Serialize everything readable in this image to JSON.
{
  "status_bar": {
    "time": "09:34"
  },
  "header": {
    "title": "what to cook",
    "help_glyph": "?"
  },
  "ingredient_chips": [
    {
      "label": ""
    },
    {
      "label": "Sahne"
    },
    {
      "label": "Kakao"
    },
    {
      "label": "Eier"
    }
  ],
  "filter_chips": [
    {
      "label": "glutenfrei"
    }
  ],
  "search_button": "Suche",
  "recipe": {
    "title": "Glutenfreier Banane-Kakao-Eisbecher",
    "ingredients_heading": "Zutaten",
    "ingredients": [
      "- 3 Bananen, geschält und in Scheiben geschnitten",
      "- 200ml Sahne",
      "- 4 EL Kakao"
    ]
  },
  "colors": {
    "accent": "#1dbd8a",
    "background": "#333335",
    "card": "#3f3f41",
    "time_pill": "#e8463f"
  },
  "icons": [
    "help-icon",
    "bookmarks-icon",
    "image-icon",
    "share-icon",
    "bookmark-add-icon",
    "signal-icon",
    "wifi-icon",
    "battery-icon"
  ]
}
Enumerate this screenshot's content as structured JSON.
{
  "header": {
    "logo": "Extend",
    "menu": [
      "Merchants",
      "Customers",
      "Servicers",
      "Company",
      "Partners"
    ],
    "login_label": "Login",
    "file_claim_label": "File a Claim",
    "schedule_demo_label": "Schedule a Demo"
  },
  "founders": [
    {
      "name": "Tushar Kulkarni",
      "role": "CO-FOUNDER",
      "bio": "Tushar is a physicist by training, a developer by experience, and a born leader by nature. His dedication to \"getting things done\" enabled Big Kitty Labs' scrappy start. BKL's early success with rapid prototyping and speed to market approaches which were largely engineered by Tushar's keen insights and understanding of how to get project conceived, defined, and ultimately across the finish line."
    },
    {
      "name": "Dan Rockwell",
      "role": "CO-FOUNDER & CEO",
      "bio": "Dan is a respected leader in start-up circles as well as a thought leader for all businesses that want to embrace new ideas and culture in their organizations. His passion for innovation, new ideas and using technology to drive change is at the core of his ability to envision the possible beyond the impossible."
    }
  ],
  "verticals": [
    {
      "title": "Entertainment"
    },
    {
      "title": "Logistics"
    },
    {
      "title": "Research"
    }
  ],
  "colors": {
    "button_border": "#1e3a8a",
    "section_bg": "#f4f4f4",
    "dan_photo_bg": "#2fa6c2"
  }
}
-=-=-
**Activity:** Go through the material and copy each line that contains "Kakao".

**Response:**
      "label": "Kakao"
    "title": "Glutenfreier Banane-Kakao-Eisbecher",
      "- 4 EL Kakao"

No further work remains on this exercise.